Elisabeth Blomqvist (1827–1901) was a Finnish educator. She was the principal of the state girl school Svenska fruntimmersskolan i Helsingfors (Swedish Girl School of Helsinki) between 1864 and 1898. She was a pioneer within women's education in Finland, a leading reformer and the founder of the first seminary of female teachers (1861).
Early life and career
Elisabeth Blomqvist was the daughter of the professor Alexander Blomqvist (1796-1848) and the governess Christina Charlotta Harring (1799-1850) in Helsinki. In 1850, her mother and her aunt Anette Harring (d. 1852) opened a school in her home Blomqvistska skolan, to support the family, which was taken over by Elisabeth Blomqvist after their deaths.
In 1856, she made a study trip to France and Germany, and upon her return in 1858, she reopened the Blomqvistska skolan, now with serious educational ambitions. She employed male teachers, as they had the formal education, and her school was progressive and offered six classes and a number of subjects normally only taught at boys schools. At this point, the first state schools for girls had been established in 1844, but there were nu educated female teachers.
In 1861, she started the first seminary for the education of female teachers in Finland. However, the competition from the state school for girls in Helsinki was a great obstacle despite her success.
In 1864, she accepted the post of principal at the state girl school Svenska fruntimmersskolan i Helsingfors which was one of two state schools for females in Finland (the other being Svenska fruntimmersskolan i Åbo.
As the principal of one of only two state schools for females in the country, she was given a key role in the reform of women's education in Finland, and she used her position to speak in favor of progressive reforms in official school meetings and pedagogic assemblies. She opposed the law that only girls from the Swedish speaking upper classes were accepted at the state girl schools, a restriction which was lifted in 1872; she also spoke in favor of illegitimate girls be allowed; and that the Finnish language, which was the language of the poor classes in Finland but unknown by upper and- middle class women, should be taught to educated women in Finland.
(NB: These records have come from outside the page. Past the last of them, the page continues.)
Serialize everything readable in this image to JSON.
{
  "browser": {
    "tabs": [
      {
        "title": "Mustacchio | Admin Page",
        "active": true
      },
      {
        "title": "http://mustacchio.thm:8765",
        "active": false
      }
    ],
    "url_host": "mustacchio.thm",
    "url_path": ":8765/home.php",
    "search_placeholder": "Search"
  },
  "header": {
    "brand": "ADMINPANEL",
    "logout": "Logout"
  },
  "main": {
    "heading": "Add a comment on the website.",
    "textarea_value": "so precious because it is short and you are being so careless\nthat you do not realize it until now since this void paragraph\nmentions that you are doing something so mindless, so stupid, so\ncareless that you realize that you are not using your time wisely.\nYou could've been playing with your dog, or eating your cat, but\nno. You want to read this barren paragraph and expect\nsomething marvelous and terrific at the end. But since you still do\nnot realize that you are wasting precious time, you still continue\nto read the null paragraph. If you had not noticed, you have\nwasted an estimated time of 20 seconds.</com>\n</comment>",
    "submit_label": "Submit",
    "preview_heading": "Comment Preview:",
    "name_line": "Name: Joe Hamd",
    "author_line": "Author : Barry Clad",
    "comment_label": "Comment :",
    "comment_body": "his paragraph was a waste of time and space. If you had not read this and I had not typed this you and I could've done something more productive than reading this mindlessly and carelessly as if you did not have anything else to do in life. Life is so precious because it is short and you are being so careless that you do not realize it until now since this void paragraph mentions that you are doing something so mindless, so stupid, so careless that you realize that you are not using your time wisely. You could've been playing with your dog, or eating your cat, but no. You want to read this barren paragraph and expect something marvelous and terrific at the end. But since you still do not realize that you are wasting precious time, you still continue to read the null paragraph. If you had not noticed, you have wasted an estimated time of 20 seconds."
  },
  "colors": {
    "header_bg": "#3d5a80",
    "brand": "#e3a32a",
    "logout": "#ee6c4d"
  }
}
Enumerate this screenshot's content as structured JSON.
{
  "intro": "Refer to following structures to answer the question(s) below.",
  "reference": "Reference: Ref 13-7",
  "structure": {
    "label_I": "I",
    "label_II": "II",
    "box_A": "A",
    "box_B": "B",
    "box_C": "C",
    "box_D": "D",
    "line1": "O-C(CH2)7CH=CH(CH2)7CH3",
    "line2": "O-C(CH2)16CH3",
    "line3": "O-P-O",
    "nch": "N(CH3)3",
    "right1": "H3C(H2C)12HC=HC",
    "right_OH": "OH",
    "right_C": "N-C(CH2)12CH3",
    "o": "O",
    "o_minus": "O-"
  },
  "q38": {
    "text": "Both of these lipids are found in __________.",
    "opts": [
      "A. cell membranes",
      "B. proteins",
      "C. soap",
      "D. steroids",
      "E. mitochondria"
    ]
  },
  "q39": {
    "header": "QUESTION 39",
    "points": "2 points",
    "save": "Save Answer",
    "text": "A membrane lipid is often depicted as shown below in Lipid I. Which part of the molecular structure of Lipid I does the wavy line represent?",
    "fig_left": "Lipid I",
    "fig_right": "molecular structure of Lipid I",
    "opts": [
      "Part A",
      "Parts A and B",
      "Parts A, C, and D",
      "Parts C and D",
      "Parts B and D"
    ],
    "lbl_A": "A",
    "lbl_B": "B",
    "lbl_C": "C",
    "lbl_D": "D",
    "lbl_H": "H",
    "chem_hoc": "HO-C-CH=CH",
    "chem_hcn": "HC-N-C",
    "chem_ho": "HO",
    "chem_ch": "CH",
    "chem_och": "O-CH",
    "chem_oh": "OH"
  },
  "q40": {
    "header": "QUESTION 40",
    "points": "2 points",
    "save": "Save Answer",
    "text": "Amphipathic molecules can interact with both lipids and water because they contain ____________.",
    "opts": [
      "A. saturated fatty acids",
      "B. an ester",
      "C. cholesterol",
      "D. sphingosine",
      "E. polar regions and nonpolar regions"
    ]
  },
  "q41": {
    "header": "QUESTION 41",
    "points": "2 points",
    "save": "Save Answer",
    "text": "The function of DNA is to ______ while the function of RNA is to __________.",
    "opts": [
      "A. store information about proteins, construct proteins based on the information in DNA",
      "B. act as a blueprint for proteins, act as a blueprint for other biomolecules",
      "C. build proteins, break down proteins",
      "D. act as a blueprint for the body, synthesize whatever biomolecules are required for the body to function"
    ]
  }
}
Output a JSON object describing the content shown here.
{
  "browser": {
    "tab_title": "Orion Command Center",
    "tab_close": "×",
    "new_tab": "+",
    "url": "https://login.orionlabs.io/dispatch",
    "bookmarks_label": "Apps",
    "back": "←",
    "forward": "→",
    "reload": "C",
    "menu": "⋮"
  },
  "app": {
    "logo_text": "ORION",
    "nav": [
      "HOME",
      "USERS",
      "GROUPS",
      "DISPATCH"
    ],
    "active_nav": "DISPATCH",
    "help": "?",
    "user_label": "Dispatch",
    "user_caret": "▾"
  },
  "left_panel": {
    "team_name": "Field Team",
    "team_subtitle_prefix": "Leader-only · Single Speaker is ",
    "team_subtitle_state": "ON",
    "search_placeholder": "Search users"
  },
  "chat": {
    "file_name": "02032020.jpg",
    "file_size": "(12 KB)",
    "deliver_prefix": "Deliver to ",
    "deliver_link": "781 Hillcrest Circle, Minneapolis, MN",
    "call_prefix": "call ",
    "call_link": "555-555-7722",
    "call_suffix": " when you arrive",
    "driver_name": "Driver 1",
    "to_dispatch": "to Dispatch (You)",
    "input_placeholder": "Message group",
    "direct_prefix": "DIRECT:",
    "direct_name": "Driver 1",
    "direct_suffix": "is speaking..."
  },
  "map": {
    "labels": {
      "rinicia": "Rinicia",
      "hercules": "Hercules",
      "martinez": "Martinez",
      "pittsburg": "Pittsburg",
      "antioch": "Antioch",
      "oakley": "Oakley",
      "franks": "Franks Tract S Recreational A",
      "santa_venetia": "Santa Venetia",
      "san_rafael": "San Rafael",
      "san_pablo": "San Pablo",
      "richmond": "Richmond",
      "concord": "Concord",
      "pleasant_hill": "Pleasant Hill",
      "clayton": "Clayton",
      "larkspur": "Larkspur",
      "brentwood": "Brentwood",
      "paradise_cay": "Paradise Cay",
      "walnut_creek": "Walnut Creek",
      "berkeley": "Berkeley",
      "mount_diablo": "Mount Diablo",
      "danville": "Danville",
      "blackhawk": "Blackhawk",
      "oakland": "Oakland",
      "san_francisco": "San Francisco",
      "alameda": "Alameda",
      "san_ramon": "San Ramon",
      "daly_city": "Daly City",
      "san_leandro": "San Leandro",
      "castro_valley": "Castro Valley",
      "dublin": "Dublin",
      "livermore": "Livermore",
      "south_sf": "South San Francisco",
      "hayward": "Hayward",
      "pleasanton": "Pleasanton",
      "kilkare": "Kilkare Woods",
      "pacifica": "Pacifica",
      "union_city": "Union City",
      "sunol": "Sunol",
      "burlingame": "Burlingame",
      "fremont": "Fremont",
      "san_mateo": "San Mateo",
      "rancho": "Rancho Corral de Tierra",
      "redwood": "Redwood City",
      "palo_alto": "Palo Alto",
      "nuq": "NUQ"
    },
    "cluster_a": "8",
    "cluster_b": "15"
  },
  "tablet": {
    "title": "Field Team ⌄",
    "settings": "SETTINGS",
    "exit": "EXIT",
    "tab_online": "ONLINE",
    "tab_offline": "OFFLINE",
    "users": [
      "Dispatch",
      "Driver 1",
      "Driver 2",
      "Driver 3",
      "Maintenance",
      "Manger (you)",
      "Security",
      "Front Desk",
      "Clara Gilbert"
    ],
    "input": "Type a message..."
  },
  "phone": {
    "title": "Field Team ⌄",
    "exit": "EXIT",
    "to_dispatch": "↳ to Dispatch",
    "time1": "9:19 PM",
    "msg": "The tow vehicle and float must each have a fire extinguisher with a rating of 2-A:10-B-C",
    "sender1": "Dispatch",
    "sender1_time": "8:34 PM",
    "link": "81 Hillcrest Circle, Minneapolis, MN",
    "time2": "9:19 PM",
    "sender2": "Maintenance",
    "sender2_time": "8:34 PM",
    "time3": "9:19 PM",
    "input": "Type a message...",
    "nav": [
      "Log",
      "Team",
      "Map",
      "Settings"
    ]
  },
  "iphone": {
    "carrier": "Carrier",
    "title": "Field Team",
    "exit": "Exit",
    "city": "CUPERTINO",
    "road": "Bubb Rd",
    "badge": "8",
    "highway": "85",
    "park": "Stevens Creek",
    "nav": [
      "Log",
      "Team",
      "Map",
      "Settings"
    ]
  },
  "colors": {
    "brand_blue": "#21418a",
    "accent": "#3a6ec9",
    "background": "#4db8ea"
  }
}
She introduced school outings, supported the reform program of more classes and more subjects for girls, which replaced the old education that had been focused on making the students ideal wives; Blomqvist lamented the common view that the only profession open to educated women was that of a teacher and that women were expected to marry and be a wife and mother and nothing else, and when the first woman, Maria Tschetschulin, was accepted with dispensation at a Finnish university in 1870, she supported the reform to give women access to university education and more professions, a goal which was discussed for decades before finally introduced.
During the 1870s and 1880s, Elisabeth Blomqvist was one of the most active voices and pioneers in favor of women's access to higher education and more professions, and though her activity was much restricted to her school, this made her an important figure in the early Finnish women's movement.
Her old school and its seminar was closed in 1869, but she introduced a seminar for women teachers at the state school in 1868.
- Blomqvist, Anna Charlotta Elisabet i Nordisk familjebok (andra upplagan, 1922)
- Blomqvist, Elisabeth i Uppslagsverket Finland (webbupplaga, 2009)
- Westermarck, Helena, Elisabeth Blomqvist: hennes liv och gärning. 1, Helsingfors, 1916